What you are asked to do -> Every line with "true" in it should be copied from the data.

--- Excerpted data Enclosed Below ---

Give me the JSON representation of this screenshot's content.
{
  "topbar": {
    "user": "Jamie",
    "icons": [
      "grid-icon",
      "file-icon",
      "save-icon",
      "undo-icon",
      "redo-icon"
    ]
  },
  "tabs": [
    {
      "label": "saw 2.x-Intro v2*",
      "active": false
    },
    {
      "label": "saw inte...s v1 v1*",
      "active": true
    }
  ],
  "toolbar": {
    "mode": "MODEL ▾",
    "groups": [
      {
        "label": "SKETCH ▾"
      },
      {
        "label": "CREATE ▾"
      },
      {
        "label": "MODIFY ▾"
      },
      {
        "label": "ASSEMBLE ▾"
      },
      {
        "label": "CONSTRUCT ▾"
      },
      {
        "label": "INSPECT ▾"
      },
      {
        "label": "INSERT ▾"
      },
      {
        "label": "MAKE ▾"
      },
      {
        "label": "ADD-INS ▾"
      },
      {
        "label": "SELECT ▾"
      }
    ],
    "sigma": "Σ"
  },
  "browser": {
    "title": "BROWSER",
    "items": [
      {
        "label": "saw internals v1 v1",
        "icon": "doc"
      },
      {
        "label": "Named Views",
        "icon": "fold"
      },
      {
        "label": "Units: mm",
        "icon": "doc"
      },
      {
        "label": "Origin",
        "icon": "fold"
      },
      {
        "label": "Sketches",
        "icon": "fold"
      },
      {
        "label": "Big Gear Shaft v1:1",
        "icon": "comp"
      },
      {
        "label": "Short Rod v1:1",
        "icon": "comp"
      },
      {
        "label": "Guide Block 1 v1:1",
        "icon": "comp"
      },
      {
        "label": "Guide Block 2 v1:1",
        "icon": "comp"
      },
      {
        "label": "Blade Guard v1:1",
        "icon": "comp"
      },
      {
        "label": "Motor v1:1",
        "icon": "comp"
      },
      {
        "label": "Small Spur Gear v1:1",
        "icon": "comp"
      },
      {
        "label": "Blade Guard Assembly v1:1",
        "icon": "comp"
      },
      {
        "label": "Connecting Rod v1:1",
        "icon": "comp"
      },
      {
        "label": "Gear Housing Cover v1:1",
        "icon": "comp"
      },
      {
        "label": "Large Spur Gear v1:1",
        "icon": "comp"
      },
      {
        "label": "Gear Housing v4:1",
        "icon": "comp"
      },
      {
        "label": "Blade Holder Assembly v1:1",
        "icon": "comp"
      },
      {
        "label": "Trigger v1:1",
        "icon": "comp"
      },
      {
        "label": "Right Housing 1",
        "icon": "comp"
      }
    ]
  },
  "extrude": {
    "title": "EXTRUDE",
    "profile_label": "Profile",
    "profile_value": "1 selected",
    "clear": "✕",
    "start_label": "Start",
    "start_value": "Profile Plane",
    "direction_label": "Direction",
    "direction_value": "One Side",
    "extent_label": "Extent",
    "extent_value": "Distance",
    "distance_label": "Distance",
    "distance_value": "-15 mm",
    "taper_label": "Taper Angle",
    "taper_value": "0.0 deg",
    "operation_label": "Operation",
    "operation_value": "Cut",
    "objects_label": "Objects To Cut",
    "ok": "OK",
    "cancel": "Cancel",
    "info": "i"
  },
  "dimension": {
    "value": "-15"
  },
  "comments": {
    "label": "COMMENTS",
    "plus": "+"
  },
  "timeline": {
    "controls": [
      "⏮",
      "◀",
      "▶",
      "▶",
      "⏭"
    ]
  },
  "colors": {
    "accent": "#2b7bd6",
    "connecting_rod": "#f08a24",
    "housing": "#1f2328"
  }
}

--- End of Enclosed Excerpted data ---
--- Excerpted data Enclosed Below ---

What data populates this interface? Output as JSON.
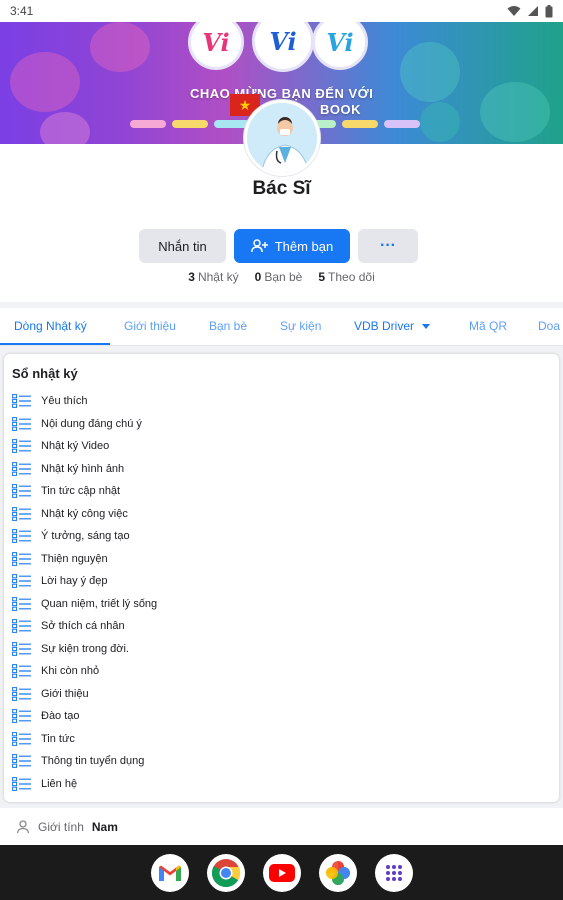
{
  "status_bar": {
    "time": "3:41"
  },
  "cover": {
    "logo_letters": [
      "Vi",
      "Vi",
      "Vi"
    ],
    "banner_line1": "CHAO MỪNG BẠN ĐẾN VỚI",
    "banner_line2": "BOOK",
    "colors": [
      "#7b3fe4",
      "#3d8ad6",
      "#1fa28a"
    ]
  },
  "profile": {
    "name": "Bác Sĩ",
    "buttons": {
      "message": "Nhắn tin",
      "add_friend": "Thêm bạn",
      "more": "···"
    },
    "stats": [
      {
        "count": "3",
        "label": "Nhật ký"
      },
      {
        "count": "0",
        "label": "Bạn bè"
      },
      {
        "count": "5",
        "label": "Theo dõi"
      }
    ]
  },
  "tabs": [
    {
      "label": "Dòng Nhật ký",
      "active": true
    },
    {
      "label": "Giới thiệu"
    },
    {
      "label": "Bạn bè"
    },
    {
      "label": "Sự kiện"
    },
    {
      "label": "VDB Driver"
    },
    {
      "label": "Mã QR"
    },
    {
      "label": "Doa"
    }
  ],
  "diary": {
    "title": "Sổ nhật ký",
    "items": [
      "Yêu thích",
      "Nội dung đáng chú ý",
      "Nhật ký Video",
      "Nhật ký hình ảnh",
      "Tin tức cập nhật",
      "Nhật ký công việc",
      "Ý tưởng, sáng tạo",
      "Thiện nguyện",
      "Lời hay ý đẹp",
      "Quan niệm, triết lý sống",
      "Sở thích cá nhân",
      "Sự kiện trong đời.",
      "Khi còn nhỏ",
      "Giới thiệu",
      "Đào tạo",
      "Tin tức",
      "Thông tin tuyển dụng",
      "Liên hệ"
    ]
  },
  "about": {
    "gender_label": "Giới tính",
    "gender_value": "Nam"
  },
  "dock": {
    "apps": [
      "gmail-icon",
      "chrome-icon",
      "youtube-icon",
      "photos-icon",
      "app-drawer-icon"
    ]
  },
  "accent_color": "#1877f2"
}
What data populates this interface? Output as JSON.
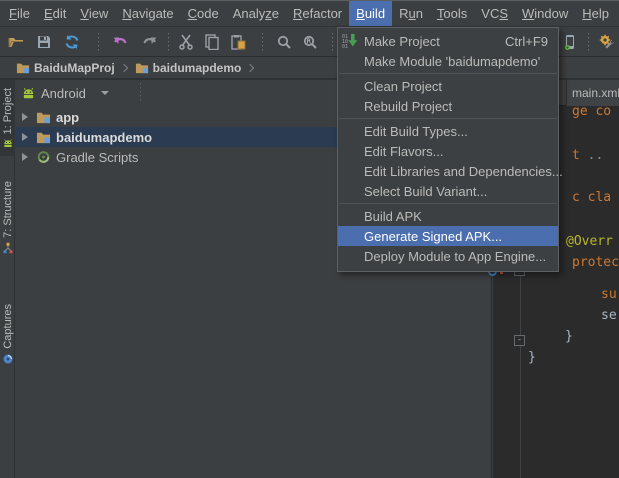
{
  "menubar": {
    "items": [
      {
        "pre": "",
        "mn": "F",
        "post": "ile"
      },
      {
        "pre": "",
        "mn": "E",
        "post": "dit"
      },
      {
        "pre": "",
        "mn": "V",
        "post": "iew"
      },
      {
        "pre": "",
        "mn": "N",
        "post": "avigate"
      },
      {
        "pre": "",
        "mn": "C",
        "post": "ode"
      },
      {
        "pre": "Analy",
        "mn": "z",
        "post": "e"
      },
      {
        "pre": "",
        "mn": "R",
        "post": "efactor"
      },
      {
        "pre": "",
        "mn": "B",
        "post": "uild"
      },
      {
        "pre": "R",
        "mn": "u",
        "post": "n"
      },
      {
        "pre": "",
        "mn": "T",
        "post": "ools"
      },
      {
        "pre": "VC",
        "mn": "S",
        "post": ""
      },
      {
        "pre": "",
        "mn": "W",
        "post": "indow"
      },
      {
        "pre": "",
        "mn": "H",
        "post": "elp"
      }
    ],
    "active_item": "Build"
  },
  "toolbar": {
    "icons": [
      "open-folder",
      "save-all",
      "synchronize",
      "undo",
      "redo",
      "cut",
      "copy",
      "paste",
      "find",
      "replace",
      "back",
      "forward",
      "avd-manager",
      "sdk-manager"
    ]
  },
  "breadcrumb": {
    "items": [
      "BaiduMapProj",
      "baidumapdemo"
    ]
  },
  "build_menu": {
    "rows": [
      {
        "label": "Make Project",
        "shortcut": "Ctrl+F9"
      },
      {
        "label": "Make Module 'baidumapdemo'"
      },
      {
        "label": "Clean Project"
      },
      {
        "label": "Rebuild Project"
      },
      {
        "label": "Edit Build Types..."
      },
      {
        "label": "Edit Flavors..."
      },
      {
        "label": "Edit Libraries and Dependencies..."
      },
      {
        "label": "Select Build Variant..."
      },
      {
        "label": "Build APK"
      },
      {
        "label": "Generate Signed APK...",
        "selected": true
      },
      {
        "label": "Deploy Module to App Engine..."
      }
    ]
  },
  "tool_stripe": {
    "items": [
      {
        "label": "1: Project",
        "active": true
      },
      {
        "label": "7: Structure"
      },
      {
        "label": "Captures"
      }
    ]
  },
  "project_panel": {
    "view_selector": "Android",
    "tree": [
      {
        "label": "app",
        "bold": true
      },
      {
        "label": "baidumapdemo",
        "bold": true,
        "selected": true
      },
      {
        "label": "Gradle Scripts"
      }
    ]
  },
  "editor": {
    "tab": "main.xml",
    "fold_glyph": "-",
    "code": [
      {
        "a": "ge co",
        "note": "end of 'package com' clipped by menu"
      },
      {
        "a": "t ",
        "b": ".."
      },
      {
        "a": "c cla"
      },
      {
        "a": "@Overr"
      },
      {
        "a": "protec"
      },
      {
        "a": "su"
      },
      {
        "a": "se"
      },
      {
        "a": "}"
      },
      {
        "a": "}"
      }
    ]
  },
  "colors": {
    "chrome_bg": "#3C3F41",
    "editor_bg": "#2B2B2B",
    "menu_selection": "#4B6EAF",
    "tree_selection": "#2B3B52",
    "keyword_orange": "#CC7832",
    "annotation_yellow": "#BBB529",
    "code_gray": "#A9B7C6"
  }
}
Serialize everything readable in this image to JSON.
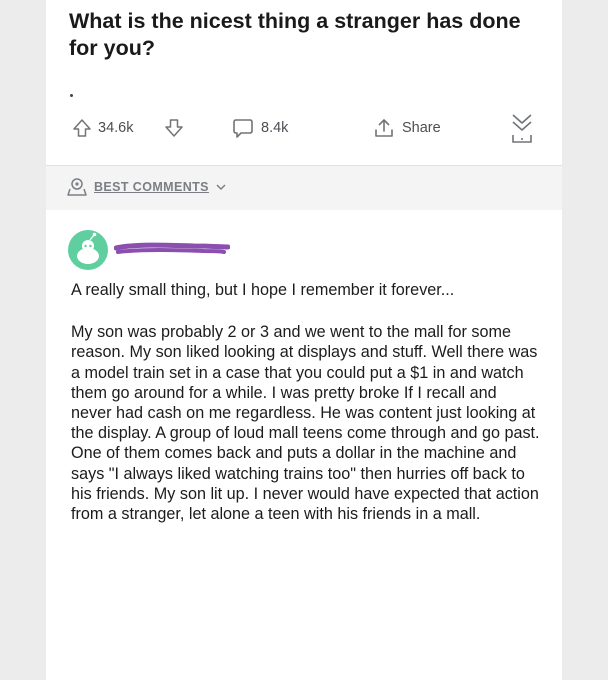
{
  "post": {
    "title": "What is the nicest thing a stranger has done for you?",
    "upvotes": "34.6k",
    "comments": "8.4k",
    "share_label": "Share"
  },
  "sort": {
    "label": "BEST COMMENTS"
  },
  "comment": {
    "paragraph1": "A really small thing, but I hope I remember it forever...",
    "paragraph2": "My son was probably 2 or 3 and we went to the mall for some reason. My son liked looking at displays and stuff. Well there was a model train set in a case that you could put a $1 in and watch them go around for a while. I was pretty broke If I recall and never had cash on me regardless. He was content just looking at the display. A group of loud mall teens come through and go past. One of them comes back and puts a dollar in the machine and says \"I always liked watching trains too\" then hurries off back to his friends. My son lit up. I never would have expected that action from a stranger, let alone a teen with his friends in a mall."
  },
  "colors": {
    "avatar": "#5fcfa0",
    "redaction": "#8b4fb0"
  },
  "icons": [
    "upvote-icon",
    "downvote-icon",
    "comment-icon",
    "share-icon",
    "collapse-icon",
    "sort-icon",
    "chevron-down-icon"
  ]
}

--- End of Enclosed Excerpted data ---

Answer to this exercise ->
      "active": true
      "active": true
        "selected": true
        "active": true
        "bold": true
        "bold": true,
        "selected": true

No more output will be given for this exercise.